   F. HII regions and star clusters
VII. Stellar Evolution
   A. Evolution and the H-R diagram
   B. Evolution and death of low-mass stars
   C. Evolution and death of high-mass stars
   D. Supernovae
   E. Formation of the elements
   F. Cycle of stellar evolution
   G. Evidence of stellar evolution
   H. Binary star system evolution
   I. Novae
VIII. Stellar Remnants
   A. White dwarfs
   B. Neutron stars
   C. Black holes
   D. Evidence for stellar remnants
IX. Milky Way Galaxy
   A. Bulk properties
   B. Spiral nebulae vs island universes
   C. Variable star classifications
   D. Variable stars as distance indicators

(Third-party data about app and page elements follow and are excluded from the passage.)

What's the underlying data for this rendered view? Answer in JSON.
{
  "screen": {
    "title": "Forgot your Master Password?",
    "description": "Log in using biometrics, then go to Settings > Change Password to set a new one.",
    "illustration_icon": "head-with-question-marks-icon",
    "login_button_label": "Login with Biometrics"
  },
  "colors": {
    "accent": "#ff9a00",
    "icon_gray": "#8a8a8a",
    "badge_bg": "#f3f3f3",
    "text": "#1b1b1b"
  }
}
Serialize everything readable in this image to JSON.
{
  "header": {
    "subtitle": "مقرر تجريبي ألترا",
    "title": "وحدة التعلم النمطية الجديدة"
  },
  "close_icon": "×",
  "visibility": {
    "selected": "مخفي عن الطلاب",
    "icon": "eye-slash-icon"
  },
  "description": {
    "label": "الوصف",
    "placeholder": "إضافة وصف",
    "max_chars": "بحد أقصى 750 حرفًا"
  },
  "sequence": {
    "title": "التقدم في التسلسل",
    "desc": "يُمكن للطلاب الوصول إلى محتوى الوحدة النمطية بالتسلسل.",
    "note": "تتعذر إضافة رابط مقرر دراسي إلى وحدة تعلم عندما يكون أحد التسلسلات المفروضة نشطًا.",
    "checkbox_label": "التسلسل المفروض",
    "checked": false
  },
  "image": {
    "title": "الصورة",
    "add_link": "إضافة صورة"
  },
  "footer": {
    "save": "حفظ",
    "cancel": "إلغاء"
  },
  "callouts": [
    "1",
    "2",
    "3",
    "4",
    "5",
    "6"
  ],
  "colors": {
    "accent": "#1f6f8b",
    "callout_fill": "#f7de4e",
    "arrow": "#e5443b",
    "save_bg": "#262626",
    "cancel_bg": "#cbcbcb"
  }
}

   E. Stellar distributions in the Milky Way
   F. Radio studies of the Milky Way
   G. Mass of the Milky Way
   H. Galaxy core activity
X. Normal Galaxies
   A. Galaxy classification
   B. Clusters of galaxies
   C. Distribution of galaxies
   D. Galaxy masses
   E. Hubble+s law
   F. Galaxy formation and evolution
XI. Active Galaxies
   A. Distant galaxies
   B. Active galaxies
   C. Radio galaxies
   D. Cores of active galaxies
   E. Quasi-stellar objects
   F. Evolution of active galaxies
XII. Cosmology
   A. Large scale structure
   B. Homogeneity and isotropy
   C. Expanding universe
   D. Cosmological models
   E. Cosmological tests
   F. Cosmic microwave background
   G. Primordial nucleosynthesis
   H. Formation of large scale structure
XIII. Life in the Universe
   A. Life in the solar system
   B. Prospects for intelligent life in our galaxy
   C. Search for extraterrestrial intelligence
 
MCCCD Governing Board Approval Date:  12/8/2009

All information published is subject to change without notice. Every effort has been made to ensure the accuracy of information presented, but based on the dynamic nature of the curricular process, course and program information is subject to change in order to reflect the most current information available.